Journalist seeking haven in Mexico City is killed, generating international outrage about violence against media workers
A journalist who had fled Veracruz out of concern for his life has been found dead in Mexico City, calling attention to ever increasing violence against media workers in Mexico and existing protection offered to those who fear for their lives.
He is the seventh journalist to be killed in the country this year and the fourth from Veracruz. Read more »
Violence against Mexican journalists now concentrated in the southern states, with Veracruz in the spotlight
In the last decade, Mexico has become one of the most dangerous countries of the world for journalists, largely due to the so-called War on Drugs in the northern region that borders the United States.
Press freedom advocacy organizations, however, noticed a change in the geography of attacks against journalists, which have become more common in southern states. Another change is that the suspects in the attacks are not members of drug cartels, but public officials and police officers. Read more »
Mexican journalist Carmen Aristegui loses court battle to return to the radio, describes the ruling as "disastrous"
Mexican federal court repealed a recurso de amparo, an action to protect an individual’s constitutional rights, launched by journalist Carmen Aristegui after she was dismissed from the MVS radio group. The action was done in order for Aristegui to return to work on the MVS news program First Issue (Primera Emisión). Read more »
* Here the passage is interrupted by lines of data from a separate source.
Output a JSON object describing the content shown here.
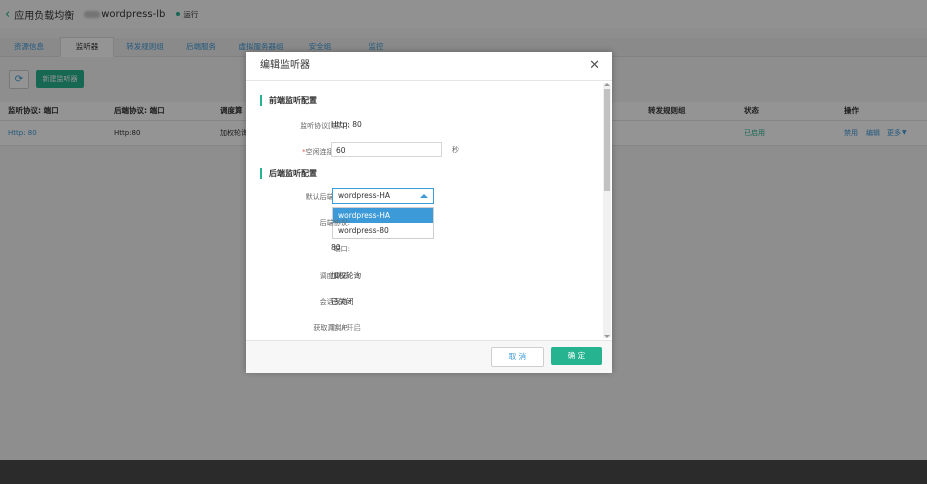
{
  "header": {
    "back_icon": "chevron-left-icon",
    "app_title": "应用负载均衡",
    "instance_name": "wordpress-lb",
    "status_text": "运行",
    "status_color": "#26b38f"
  },
  "tabs": [
    {
      "label": "资源信息",
      "active": false
    },
    {
      "label": "监听器",
      "active": true
    },
    {
      "label": "转发规则组",
      "active": false
    },
    {
      "label": "后端服务",
      "active": false
    },
    {
      "label": "虚拟服务器组",
      "active": false
    },
    {
      "label": "安全组",
      "active": false
    },
    {
      "label": "监控",
      "active": false
    }
  ],
  "toolbar": {
    "refresh_icon": "refresh-icon",
    "new_button_label": "新建监听器"
  },
  "table": {
    "columns": [
      "监听协议: 端口",
      "后端协议: 端口",
      "调度算",
      "转发规则组",
      "状态",
      "操作"
    ],
    "row": {
      "frontend": "Http: 80",
      "backend": "Http:80",
      "algorithm": "加权轮询",
      "status": "已启用",
      "actions": [
        "禁用",
        "编辑",
        "更多"
      ]
    }
  },
  "modal": {
    "title": "编辑监听器",
    "close_icon": "close-icon",
    "frontend_section": "前端监听配置",
    "listen_protocol_label": "监听协议[端口]:",
    "listen_protocol_value": "Http:  80",
    "idle_timeout_label": "*空闲连接超时:",
    "idle_timeout_value": "60",
    "idle_timeout_unit": "秒",
    "backend_section": "后端监听配置",
    "default_backend_label": "默认后端服务:",
    "default_backend_value": "wordpress-HA",
    "dropdown_options": [
      "wordpress-HA",
      "wordpress-80"
    ],
    "backend_protocol_label": "后端协议:",
    "port_label": "端口:",
    "port_value": "80",
    "algorithm_label": "调度算法:",
    "algorithm_value": "加权轮询",
    "session_label": "会话保持:",
    "session_value": "已关闭",
    "real_ip_label": "获取真实IP:",
    "real_ip_value": "默认开启",
    "cancel_label": "取 消",
    "ok_label": "确 定"
  },
  "colors": {
    "accent_green": "#26b38f",
    "link_blue": "#3d9ad8"
  }
}
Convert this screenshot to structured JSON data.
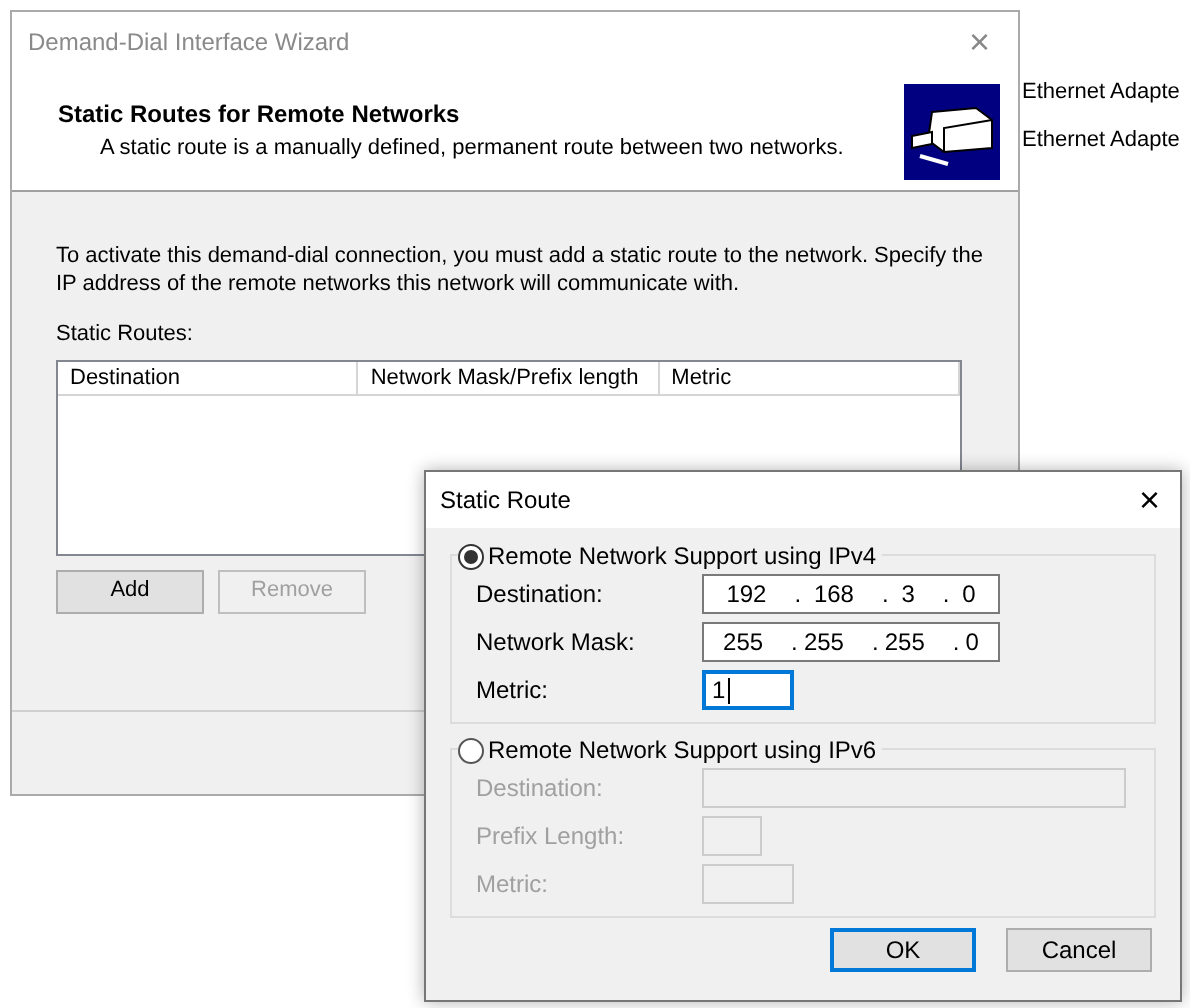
{
  "background": {
    "items": [
      "Ethernet Adapte",
      "Ethernet Adapte"
    ]
  },
  "wizard": {
    "title": "Demand-Dial Interface Wizard",
    "close": "×",
    "header_title": "Static Routes for Remote Networks",
    "header_subtitle": "A static route is a manually defined, permanent route between two networks.",
    "instructions": "To activate this demand-dial connection, you must add a static route to the network. Specify the IP address of the remote networks this network will communicate with.",
    "list_label": "Static Routes:",
    "columns": [
      "Destination",
      "Network Mask/Prefix length",
      "Metric"
    ],
    "buttons": [
      {
        "label": "Add",
        "disabled": false
      },
      {
        "label": "Remove",
        "disabled": true
      }
    ]
  },
  "dialog": {
    "title": "Static Route",
    "close": "×",
    "separator": ".",
    "groups": [
      {
        "label": "Remote Network Support using IPv4",
        "selected": true,
        "disabled": false,
        "fields": [
          {
            "kind": "ip",
            "label": "Destination:",
            "octets": [
              "192",
              "168",
              "3",
              "0"
            ],
            "focused": false
          },
          {
            "kind": "ip",
            "label": "Network Mask:",
            "octets": [
              "255",
              "255",
              "255",
              "0"
            ],
            "focused": false
          },
          {
            "kind": "small",
            "label": "Metric:",
            "value": "1",
            "focused": true
          }
        ]
      },
      {
        "label": "Remote Network Support using IPv6",
        "selected": false,
        "disabled": true,
        "fields": [
          {
            "kind": "wide",
            "label": "Destination:",
            "focused": false
          },
          {
            "kind": "tiny",
            "label": "Prefix Length:",
            "focused": false
          },
          {
            "kind": "small",
            "label": "Metric:",
            "focused": false
          }
        ]
      }
    ],
    "buttons": [
      {
        "label": "OK",
        "default": true
      },
      {
        "label": "Cancel",
        "default": false
      }
    ]
  }
}
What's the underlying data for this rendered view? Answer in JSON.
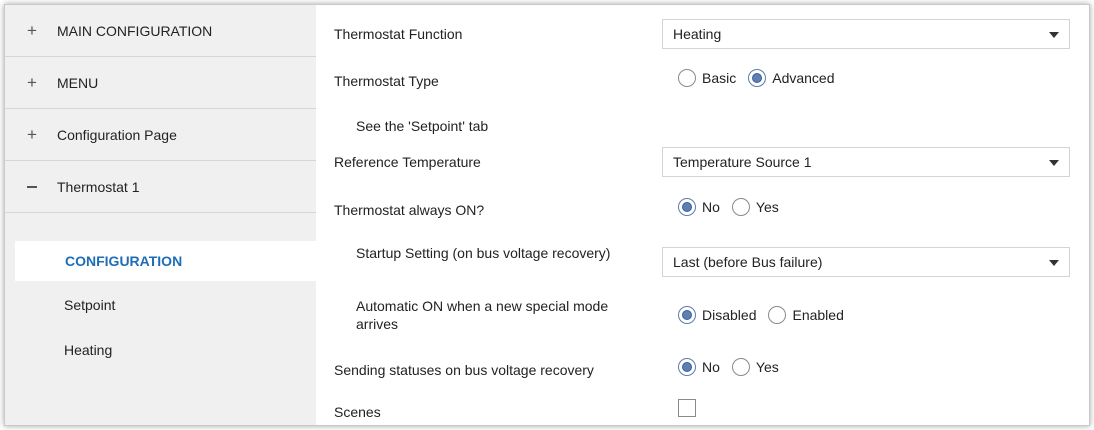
{
  "sidebar": {
    "groups": [
      {
        "sign": "+",
        "label": "MAIN CONFIGURATION"
      },
      {
        "sign": "+",
        "label": "MENU"
      },
      {
        "sign": "+",
        "label": "Configuration Page"
      },
      {
        "sign": "−",
        "label": "Thermostat 1"
      }
    ],
    "subitems": [
      {
        "label": "CONFIGURATION",
        "active": true
      },
      {
        "label": "Setpoint"
      },
      {
        "label": "Heating"
      }
    ]
  },
  "main": {
    "thermostat_function": {
      "label": "Thermostat Function",
      "value": "Heating"
    },
    "thermostat_type": {
      "label": "Thermostat Type",
      "options": [
        "Basic",
        "Advanced"
      ],
      "selected": "Advanced"
    },
    "setpoint_note": "See the 'Setpoint' tab",
    "reference_temperature": {
      "label": "Reference Temperature",
      "value": "Temperature Source 1"
    },
    "always_on": {
      "label": "Thermostat always ON?",
      "options": [
        "No",
        "Yes"
      ],
      "selected": "No"
    },
    "startup_setting": {
      "label": "Startup Setting (on bus voltage recovery)",
      "value": "Last (before Bus failure)"
    },
    "automatic_on": {
      "label": "Automatic ON when a new special mode arrives",
      "options": [
        "Disabled",
        "Enabled"
      ],
      "selected": "Disabled"
    },
    "sending_statuses": {
      "label": "Sending statuses on bus voltage recovery",
      "options": [
        "No",
        "Yes"
      ],
      "selected": "No"
    },
    "scenes": {
      "label": "Scenes",
      "checked": false
    }
  },
  "colors": {
    "accent": "#1f6db7",
    "sidebar_bg": "#f0f0f0",
    "radio_fill": "#5b7fb6"
  }
}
Three Mexican journalists in the states of Oaxaca, Veracruz and Guanajuato have been killed in the span of a week.
“We are appalled by all these murders of journalists in Mexico…Three deaths in a week – when will the violence stop?” said Lucie Morillon, program director of Reporters Without Borders (RSF). Read more »
Radio journalist Bernardo Javier Cano Torres of Iguala has been released after being held by kidnappers for 20 days, according to local media reports.
On the morning of May 7, Cano and three other people were abducted from a van while travelling on the Iguala-Teloloapan highway.
The dismissal of journalist Carmen Aristegui from MVS radio group in Mexico on March 15 fueled the existing national controversy caused by the recent dismissal of two reporters who were part of her team. Many are labeling the firing of these communicators as an attack on freedom of expression. Read more »
An increase in organized crime-related violence has terrorized the Mexican border state of Tamaulipas over the past week. Conflicts between rival cartel factions in the neighboring border cities of Reynosa and Matamoros have left dozens dead, escalating the present danger for journalists practicing in the region. Read more »
Hundreds of Mexican judges, lawyers take online course on freedom of expression offered by UNESCO and Knight Center
Nearly 1,000 Mexican judges, lawyers and other operators of justice participated in an online course on issues of freedom of expression and journalist safety offered by the Knight Center for Journalism in the Americas in association with UNESCO and in close cooperation with the UNESCO Office in Mexico. Read more »
Update (Jan. 26, 2015): The body of journalist José Moisés Sánchez Cerezo was found in the early hours of January 24, according to the Office of the Attorney General (PGJ) in the Mexican state of Veracruz. The journalist had disappeared on January 2, when armed and unidentified individuals pulled him from his house, located in Medellín de Bravo.
Paraguay, Brazil and Mexico placed in the top 20 deadliest countries for journalists in 2014, according to a special year-end report by the Committee to Protect Journalists (CPJ).